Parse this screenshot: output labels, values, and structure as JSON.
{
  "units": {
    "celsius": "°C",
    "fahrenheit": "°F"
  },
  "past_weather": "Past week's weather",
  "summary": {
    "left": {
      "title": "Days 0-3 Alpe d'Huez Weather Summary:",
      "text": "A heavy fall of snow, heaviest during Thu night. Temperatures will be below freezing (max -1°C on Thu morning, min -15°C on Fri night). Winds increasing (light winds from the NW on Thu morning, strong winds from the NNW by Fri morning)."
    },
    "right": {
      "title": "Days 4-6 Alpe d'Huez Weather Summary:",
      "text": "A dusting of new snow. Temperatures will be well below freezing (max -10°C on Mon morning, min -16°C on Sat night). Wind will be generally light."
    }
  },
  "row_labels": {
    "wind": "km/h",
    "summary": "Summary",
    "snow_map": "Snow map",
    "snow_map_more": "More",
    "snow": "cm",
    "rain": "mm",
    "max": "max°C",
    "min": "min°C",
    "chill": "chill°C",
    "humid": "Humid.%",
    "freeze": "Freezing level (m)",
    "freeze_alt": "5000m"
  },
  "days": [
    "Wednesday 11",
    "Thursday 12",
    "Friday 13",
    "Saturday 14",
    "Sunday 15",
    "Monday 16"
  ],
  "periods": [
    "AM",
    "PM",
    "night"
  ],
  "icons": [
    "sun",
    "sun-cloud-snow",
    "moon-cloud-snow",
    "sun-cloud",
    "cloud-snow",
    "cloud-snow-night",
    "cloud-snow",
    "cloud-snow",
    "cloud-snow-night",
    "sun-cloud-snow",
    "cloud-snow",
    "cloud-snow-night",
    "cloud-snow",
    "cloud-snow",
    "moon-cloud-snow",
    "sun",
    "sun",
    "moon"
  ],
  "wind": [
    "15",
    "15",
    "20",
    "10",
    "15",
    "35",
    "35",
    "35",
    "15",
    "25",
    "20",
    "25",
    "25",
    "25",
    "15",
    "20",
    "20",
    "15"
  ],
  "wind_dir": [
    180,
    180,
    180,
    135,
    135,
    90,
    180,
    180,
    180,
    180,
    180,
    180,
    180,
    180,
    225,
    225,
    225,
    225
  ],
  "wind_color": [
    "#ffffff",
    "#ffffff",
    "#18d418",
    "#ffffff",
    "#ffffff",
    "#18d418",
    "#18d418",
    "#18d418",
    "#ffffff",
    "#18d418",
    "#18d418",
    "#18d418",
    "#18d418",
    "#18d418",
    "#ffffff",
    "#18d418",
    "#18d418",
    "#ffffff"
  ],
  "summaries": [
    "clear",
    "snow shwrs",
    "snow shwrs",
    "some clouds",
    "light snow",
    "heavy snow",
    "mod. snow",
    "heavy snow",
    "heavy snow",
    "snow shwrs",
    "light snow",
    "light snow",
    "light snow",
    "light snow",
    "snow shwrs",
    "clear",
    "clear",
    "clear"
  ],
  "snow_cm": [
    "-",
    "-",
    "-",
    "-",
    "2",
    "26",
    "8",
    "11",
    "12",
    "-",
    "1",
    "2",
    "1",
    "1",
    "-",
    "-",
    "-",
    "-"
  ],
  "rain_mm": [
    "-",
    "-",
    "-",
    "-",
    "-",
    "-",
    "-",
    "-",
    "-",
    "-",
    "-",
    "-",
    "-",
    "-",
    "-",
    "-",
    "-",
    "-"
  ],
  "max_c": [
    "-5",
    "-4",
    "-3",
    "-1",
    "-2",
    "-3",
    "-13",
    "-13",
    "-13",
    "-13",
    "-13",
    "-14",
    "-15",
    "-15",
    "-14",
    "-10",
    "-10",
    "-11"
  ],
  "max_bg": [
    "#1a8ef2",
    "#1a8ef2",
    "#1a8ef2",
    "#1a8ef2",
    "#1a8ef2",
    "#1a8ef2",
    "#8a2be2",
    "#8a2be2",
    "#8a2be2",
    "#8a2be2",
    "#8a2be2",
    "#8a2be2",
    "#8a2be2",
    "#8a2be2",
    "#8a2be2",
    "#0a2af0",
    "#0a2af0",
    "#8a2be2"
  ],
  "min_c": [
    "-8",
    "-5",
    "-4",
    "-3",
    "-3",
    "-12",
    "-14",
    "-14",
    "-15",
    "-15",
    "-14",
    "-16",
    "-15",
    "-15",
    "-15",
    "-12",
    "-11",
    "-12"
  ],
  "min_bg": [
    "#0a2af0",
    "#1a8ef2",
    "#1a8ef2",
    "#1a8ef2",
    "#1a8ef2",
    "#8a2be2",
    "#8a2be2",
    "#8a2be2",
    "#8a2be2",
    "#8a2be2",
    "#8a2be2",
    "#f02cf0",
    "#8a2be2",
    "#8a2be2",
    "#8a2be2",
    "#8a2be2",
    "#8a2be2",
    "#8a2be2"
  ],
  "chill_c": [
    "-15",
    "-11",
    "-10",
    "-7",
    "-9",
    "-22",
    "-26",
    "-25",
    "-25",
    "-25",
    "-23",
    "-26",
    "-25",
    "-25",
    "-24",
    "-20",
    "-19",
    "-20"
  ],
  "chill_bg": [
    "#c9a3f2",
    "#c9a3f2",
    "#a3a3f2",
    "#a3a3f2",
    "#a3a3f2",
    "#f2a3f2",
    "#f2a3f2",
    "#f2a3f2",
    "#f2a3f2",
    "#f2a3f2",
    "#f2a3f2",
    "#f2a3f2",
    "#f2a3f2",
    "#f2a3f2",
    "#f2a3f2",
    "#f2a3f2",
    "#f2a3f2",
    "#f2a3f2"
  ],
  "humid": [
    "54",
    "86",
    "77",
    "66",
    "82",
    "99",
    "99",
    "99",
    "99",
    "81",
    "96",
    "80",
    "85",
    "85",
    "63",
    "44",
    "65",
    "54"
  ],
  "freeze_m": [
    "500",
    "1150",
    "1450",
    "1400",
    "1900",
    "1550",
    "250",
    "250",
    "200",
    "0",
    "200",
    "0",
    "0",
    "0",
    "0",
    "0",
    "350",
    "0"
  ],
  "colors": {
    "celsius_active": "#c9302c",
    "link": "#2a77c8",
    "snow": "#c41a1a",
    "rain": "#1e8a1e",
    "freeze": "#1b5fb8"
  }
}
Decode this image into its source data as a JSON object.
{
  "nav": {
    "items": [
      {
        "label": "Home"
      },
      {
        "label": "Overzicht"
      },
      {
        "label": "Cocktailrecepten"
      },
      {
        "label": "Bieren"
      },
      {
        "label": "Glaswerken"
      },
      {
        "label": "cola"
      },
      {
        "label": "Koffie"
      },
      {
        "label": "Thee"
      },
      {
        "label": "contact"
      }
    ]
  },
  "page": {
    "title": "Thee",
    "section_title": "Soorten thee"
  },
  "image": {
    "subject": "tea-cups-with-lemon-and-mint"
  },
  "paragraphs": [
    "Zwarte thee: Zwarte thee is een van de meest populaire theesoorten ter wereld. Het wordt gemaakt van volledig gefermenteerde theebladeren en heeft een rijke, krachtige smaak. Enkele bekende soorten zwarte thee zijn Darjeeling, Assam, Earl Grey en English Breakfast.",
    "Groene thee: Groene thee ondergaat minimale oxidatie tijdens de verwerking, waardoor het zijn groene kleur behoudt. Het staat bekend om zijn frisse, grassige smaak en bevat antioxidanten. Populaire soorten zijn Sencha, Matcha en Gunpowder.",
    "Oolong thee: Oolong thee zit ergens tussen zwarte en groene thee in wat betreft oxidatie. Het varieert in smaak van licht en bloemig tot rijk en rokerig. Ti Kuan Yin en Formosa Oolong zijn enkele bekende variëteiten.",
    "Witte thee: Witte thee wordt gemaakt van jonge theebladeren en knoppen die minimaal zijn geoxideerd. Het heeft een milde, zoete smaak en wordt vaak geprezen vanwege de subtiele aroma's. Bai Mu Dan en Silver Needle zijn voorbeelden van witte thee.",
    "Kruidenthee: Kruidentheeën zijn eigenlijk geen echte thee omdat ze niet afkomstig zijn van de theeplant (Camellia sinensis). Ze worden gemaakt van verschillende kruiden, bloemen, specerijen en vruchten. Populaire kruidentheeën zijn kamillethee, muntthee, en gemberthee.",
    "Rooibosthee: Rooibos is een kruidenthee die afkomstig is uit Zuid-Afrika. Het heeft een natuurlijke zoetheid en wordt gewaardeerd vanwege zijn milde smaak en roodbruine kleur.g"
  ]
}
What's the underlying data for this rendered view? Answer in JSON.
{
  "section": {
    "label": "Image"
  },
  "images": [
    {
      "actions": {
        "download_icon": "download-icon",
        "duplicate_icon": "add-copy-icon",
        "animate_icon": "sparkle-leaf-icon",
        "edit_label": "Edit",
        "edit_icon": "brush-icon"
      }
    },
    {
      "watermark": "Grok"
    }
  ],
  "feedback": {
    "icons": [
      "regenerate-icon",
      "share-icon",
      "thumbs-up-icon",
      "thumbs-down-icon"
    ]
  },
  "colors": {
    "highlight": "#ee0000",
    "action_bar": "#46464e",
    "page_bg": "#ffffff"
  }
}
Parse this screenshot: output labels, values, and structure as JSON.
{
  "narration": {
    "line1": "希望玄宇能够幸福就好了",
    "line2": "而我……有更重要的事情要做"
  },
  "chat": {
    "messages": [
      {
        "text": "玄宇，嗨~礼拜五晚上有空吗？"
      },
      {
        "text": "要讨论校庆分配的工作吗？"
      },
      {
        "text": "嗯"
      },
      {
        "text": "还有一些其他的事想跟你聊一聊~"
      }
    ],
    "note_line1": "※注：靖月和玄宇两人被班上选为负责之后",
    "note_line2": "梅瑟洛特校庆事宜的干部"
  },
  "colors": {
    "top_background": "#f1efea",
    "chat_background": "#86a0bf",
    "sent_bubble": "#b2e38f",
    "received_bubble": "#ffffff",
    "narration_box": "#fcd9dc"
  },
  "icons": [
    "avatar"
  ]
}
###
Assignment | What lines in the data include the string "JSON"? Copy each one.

Solution to this task |
Parse this screenshot: output labels, values, and structure as JSON.
Decode this image into its source data as a JSON object.
What's the underlying data for this rendered view? Answer in JSON.
Parse this screenshot: output labels, values, and structure as JSON.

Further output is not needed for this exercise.